This morning I woke up to my Facebook’s newsfeed ablaze about Steven Salaita’s article featured on Salon.com. The article is about the lionization of the American military. I strongly disagree with the majority of the statements Salatia made in the article. Furthermore, the title, “No, thanks: Stop Saying ‘Support the Troops’” is intentionally provocative and is created with the intent to elicit a negative reaction among the mainstream public.
Usually in these situations, I would completely dismiss the article and go on with my day. However, I found out that Salaita was a professor at my beloved alma mater and I felt compelled to write this letter to the Collegiate Times as a levelheaded response.
Salatia states that, “A nation that continuously publicizes appeals to ‘support our troops’ is explicitly asking its citizens not to think. It is the ideal slogan for suppressing the practice of democracy, presented to us in the guise of democratic preservation.” I completely disagree with that statement.
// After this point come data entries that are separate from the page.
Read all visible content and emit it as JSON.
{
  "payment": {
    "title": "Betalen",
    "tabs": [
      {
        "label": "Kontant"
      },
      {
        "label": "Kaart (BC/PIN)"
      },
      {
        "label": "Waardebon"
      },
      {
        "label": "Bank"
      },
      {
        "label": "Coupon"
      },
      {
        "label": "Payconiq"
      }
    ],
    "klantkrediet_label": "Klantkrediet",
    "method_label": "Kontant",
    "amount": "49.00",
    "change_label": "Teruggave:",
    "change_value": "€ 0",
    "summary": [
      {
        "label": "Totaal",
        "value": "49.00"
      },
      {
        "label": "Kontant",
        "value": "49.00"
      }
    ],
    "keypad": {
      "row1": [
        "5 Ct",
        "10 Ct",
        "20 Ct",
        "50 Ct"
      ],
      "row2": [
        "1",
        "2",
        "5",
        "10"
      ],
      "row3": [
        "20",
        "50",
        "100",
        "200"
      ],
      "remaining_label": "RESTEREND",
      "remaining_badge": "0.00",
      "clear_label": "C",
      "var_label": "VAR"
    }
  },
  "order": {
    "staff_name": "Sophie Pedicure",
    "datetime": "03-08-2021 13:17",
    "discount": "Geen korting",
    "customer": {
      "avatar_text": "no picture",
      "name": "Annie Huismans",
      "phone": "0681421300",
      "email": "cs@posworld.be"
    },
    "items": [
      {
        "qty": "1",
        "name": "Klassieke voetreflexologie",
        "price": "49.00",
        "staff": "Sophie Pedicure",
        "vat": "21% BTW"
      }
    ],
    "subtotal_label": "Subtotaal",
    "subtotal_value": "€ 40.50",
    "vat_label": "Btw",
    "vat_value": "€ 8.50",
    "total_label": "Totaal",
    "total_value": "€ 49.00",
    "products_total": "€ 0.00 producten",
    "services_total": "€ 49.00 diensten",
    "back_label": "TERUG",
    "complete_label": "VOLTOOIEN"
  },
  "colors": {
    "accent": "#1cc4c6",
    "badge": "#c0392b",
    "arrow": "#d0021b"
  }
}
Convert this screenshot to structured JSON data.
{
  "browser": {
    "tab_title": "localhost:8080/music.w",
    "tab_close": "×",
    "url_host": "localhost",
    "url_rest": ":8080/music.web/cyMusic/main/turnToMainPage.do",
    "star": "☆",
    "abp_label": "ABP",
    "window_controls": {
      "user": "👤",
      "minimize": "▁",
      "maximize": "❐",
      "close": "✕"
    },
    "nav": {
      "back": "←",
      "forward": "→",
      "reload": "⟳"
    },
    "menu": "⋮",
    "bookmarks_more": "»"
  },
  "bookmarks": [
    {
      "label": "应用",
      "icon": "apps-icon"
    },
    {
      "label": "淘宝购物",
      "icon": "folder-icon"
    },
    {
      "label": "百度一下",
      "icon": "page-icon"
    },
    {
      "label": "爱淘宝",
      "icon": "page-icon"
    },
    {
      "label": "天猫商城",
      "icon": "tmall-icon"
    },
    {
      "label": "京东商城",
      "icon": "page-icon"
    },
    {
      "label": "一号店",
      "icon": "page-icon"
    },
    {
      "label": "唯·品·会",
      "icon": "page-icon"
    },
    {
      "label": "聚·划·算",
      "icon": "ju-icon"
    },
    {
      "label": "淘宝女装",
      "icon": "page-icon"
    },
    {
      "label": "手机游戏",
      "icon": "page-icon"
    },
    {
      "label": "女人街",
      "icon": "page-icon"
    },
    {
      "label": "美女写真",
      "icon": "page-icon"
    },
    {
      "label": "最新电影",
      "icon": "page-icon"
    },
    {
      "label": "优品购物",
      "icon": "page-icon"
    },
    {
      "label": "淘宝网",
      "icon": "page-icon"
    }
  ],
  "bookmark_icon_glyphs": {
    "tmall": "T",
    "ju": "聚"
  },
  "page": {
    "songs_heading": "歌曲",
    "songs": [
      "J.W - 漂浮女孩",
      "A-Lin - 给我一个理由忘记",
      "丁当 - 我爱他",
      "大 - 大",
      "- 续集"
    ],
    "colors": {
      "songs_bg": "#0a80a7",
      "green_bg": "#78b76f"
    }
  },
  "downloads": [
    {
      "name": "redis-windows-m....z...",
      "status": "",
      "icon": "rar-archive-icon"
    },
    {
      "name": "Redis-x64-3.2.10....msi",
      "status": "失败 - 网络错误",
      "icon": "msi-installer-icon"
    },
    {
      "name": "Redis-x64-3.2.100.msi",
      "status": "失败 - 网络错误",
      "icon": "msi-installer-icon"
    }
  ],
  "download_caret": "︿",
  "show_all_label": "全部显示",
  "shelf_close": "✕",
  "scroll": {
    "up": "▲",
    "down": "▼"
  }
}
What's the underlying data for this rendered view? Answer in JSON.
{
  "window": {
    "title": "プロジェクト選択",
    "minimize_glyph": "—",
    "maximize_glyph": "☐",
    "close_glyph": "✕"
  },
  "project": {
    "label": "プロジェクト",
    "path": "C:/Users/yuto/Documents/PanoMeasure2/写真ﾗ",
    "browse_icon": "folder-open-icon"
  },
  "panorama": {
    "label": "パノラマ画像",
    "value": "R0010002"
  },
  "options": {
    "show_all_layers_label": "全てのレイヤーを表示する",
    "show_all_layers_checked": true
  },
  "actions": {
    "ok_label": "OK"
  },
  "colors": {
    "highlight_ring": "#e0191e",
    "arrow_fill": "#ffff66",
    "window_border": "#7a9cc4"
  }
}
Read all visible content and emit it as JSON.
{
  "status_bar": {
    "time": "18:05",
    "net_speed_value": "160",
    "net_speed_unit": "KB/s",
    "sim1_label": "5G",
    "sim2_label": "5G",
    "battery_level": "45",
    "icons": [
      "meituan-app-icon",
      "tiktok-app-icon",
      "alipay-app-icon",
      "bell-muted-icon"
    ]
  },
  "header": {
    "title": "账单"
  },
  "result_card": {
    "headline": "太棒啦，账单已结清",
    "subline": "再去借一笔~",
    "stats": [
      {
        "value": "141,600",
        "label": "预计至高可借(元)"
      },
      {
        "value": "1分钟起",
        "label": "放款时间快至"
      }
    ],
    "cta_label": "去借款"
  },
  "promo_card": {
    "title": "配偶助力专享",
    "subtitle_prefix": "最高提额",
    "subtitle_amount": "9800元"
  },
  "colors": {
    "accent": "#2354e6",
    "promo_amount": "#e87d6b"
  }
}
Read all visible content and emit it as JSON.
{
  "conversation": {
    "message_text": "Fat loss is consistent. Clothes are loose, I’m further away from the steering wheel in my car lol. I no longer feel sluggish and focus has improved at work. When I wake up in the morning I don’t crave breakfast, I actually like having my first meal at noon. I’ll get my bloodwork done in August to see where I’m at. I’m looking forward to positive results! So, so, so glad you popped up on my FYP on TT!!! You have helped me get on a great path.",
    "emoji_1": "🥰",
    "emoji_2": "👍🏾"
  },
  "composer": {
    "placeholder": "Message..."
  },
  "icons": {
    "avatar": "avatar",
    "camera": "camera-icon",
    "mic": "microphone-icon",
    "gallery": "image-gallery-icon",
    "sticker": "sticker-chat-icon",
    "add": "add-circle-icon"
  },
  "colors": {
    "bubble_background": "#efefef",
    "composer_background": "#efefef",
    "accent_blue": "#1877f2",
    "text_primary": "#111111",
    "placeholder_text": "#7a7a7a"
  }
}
To me, “support our troops”, means simply showing consideration for individuals who are willing to make the extreme sacrifice of their livelihood for the betterment of our society. It is common courtesy to appreciate individuals who are willing to sacrifice their lives in order for others to live in a free society. In no way, shape, or form does the statement “Support our troops” mean we should defer our views on foreign policy to the current administration.
At the same time, the phrase “Support our troops” isn’t universal tacit approval of American foreign policy. There have been several instances during both the Bush and Obama administrations that I wholeheartedly disagreed with the actions that our military has taken. Does that mean I should take out my frustration on soldiers following orders? Absolutely not.
Salatia is more than welcome to disagree with NSA privacy violations, the treatment of prisoners in Guantanamo Bay and the questionable intentions of the Iraqi invasion. However, bemoaning the lionization of the military for the government’s follies places blame on the wrong agent.